The RestonStation AreaAthletic Field Situation Gets Worse
The County Parks staff is making up “standards” that cut the need for athletic fieldsin Reston’surbanizing areasby more than 90 percent.
Terry Maynard, RCA Representative to the Reston TaskForce
The County Parks staff is making up “standards” that cut the need for athletic fields in Reston’surbanizing areas by more than 90 percent.
A month ago, I wrote apost hereon the urban parks wasteland envisioned for Restonas developers aregiven the go ahead to more than double building density around Reston’s Metrorail stations.Part of that development envisions adding up to 44,000 new residents, including some 4,000 to 6,000 kids.Thelatest draft Plan—
the final draft before this Plan goes to the County Planning Commission for a hearingand its endorsement
—calls for adding as few as
three athletic fields
of any type for those residents.If you share my concern that this proposal is unacceptable for Reston,this Tuesday evening’s meeting of the Reston Task Forcewill be the last time you will have to tell the task force you believe Restondeserves better.The task force intends to endorse the draft Plan at that meeting.Anyone may speakfor a few minutes in the public input portion of the meeting at its outset.The meeting is at
RAHeadquarters Conference Center, 7PM, Tuesday, October 29, 2013
.Worse,new languagecalls for, “Enhancements to and redesign of nearby . . . Reston Association fieldsto increase capacity. . . for serving the increased athletic field needs in Reston.”(See p.78 of Version10 of the draft plan.) That means the 60,000 of us who live in Reston are being asked to provide ourprivately-owned and annually paid for athletic fields to serve the needs of 44,000 new residents.
Do you think that will lead to further overcrowding of Reston’s existing athletic fields? Do you suspect that may not be consistent with what the County provides elsewhere? Do you think Restonians will pay for the bulk of these enhancements and redesigns? Do you think that isfair?

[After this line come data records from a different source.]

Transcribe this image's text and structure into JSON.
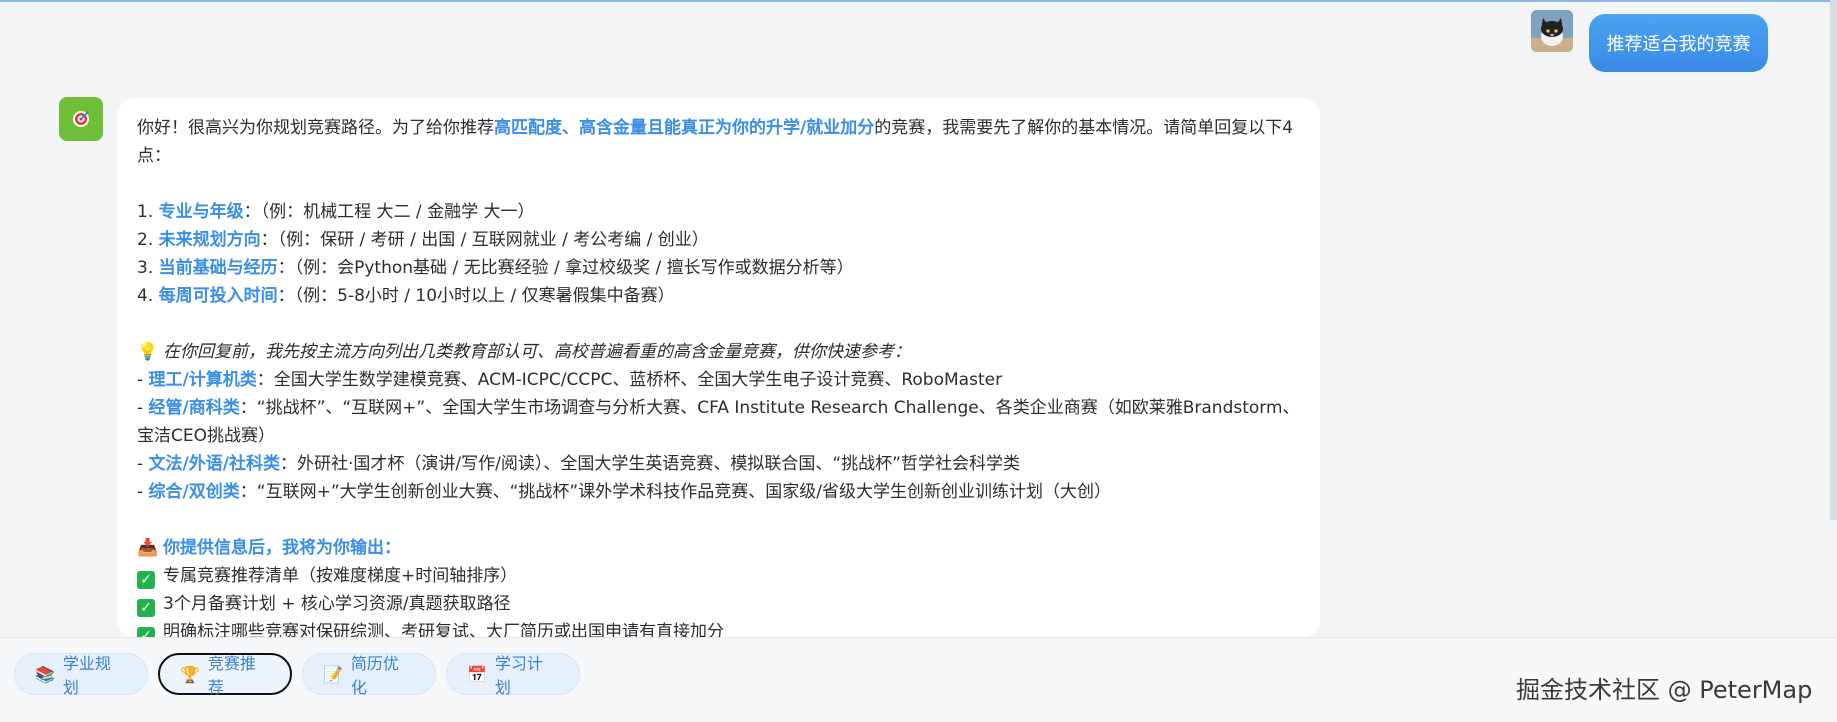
{
  "user": {
    "message": "推荐适合我的竞赛",
    "avatar_icon": "cat-avatar-icon"
  },
  "bot": {
    "avatar_icon": "target-icon",
    "intro_a": "你好！很高兴为你规划竞赛路径。为了给你推荐",
    "intro_hl": "高匹配度、高含金量且能真正为你的升学/就业加分",
    "intro_b": "的竞赛，我需要先了解你的基本情况。请简单回复以下4点：",
    "questions": [
      {
        "num": "1. ",
        "label": "专业与年级",
        "text": "：（例：机械工程 大二 / 金融学 大一）"
      },
      {
        "num": "2. ",
        "label": "未来规划方向",
        "text": "：（例：保研 / 考研 / 出国 / 互联网就业 / 考公考编 / 创业）"
      },
      {
        "num": "3. ",
        "label": "当前基础与经历",
        "text": "：（例：会Python基础 / 无比赛经验 / 拿过校级奖 / 擅长写作或数据分析等）"
      },
      {
        "num": "4. ",
        "label": "每周可投入时间",
        "text": "：（例：5-8小时 / 10小时以上 / 仅寒暑假集中备赛）"
      }
    ],
    "tip_icon": "💡",
    "tip": "在你回复前，我先按主流方向列出几类教育部认可、高校普遍看重的高含金量竞赛，供你快速参考：",
    "categories": [
      {
        "label": "理工/计算机类",
        "text": "：全国大学生数学建模竞赛、ACM-ICPC/CCPC、蓝桥杯、全国大学生电子设计竞赛、RoboMaster"
      },
      {
        "label": "经管/商科类",
        "text": "：“挑战杯”、“互联网+”、全国大学生市场调查与分析大赛、CFA Institute Research Challenge、各类企业商赛（如欧莱雅Brandstorm、宝洁CEO挑战赛）"
      },
      {
        "label": "文法/外语/社科类",
        "text": "：外研社·国才杯（演讲/写作/阅读）、全国大学生英语竞赛、模拟联合国、“挑战杯”哲学社会科学类"
      },
      {
        "label": "综合/双创类",
        "text": "：“互联网+”大学生创新创业大赛、“挑战杯”课外学术科技作品竞赛、国家级/省级大学生创新创业训练计划（大创）"
      }
    ],
    "output_icon": "📥",
    "output_heading": "你提供信息后，我将为你输出：",
    "outputs": [
      "专属竞赛推荐清单（按难度梯度+时间轴排序）",
      "3个月备赛计划 + 核心学习资源/真题获取路径",
      "明确标注哪些竞赛对保研综测、考研复试、大厂简历或出国申请有直接加分"
    ]
  },
  "quick_actions": [
    {
      "icon": "📚",
      "label": "学业规划",
      "active": false
    },
    {
      "icon": "🏆",
      "label": "竞赛推荐",
      "active": true
    },
    {
      "icon": "📝",
      "label": "简历优化",
      "active": false
    },
    {
      "icon": "📅",
      "label": "学习计划",
      "active": false
    }
  ],
  "watermark": "掘金技术社区 @ PeterMap"
}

The math behind this limited addition to Reston’s parks and athletic fields is twisted.It undercutsReston’s commitment to extensive open space and recreational facilities.In particular, it makesReston’s urban dwellers—like their counterparts inTysons—second-class citizens.And Restonians willprobably pay for the privilege of reducing their park and recreation access.Warning:The rest of this post looks at the details and gets a bit wonkish.First, a look at park space.The County’s UrbanParks Framework, an appendix in theCounty’s policyplan for parks and recreation,makes a point of justifying about one-third as much overall park space forthe County’s urban residents as its suburban residents, includingReston.The suburban standard is fiveacres of parkland for every 1,000 residents; the urban one is 1.5 acres of parkland for every 1,000